Soil preparation results in the soil becoming denuded precisely when the rains are the most intense and most frequent. Since the soil is not in good condition to collect all the water that falls on it, soil erosion problems start. There is also a lack of reserves in the soil makeup, in addition to the loss of fertility, that is to say, organic material, from the high temperatures at this time of year.

So what can you do to protect the soil from the rains and the high temperatures, that also allows you to sow without being inconvenienced?

Technicians from a German Technical Mission and the Ministry of Agriculture and Livestock of Paraguay have experimented with a wide variety of species of crawling legumes that have been known since early times for their soil conservation effects. Until now they have only found one species that qualifies, Stizolobium deeringianum Bort., also known by its other names of Porota de Florida (Florida bean) or mucuna ceniza (ash velvet bean), and in general as Porotos aterciopelados (velvet beans). (Editor’s note: It also has the scientific name Mucuna pruriens.) These originally come from the West Indies, along with the species S. aterrinum Piper and Tracy, commonly known as mucuna negra (black velvet bean).

What is the technique of managing the ash velvet bean, and which is the best way to use it in small crops of cotton and corn?

Start the cycle by sowing the corn. First, you weed at the best moment. Then weed again if necessary. Some 95 to 110 days after sowing the corn, sow the velvet beans in two rows between every two rows of corn. So the crops look like this: a row of corn, two of velvet bens, a row of corn, two of velvet beans, and so on. The distance between the bean rows is about 0.5 metres.

Sow the velvet beans at one or two seeds per hole, placing them about 4 cm deep. The distance between each hole should be 0.4 to 0.5 metres.

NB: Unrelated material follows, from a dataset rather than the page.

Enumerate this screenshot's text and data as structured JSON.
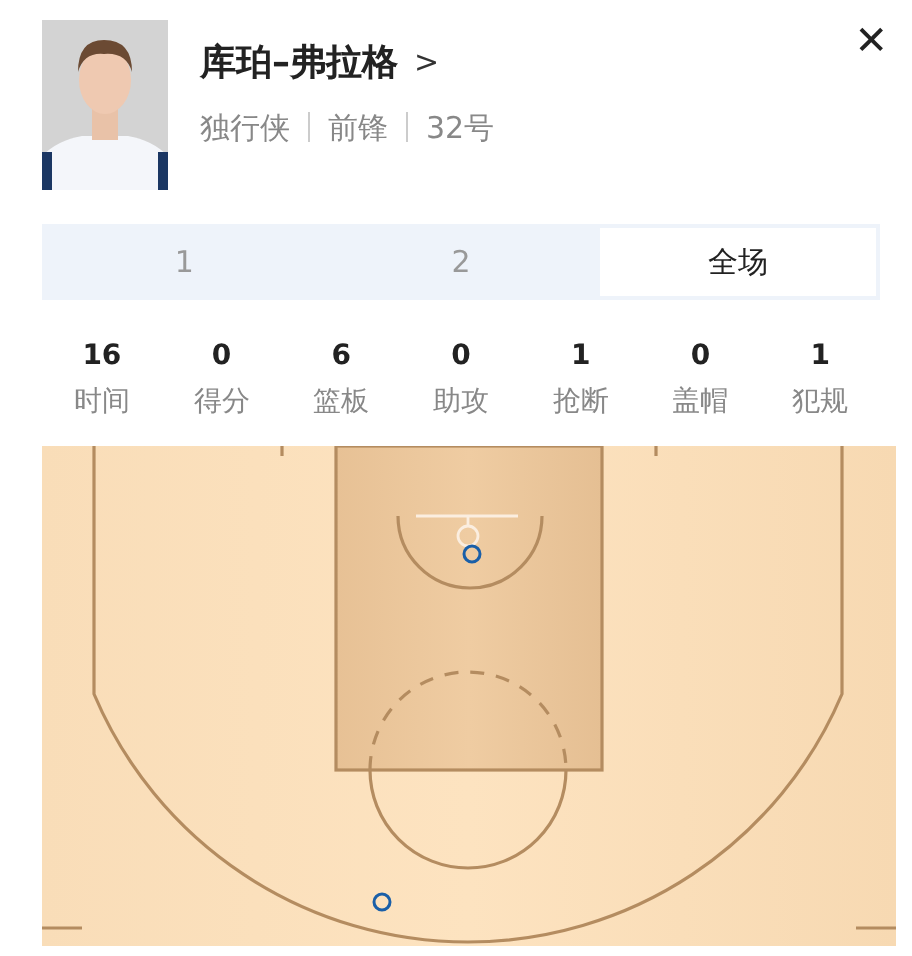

The velvet beans will grow and will start to climb over the corn plants. Then harvest the corn.

Forty to 60 days after you harvest the corn, cut down the velvet beans by machete along with the remains of the corn plants, just before the velvet beans have completed their cycle. Thus, you have a cushion of vegetable wastes in decomposition on top of the soil surface and so the soil surface stays protected.

When it comes time to sow the corn (or cotton) again, sow them without using implements that will turn up the soil. Sow directly on the corn and bean stubble, opening small spaces in the vegetable matter and placing the seed in the usual way.

So the field has been seeded, and has a “cushion” of bean and corn plant waste protecting the soil around each corn or cotton seedling. This covering protects the soil against the drumming of the rain, the sun’s strong rays, and in addition, makes further weeding unnecessary because it impedes the germination of a large number of plants around the crop.

You can establish, then, on a part of the farmer’s land, a rotation of crops in the following sequence, that could be multiplied to other parts of the land under cultivation, thereby maintaining the soil productive and covered:

corn + velvet bean … velvet bean waste + corn … corn … etc.


corn + velvet bean … velvet bean waste + corn … cotton … etc.

In Brazil, the large wheat, soy, and corn producers use the black velvet bean (S. aterrinum) in rotation in an appropriate manner, (and about which we don’t have direct knowledge), but their results appear excellent.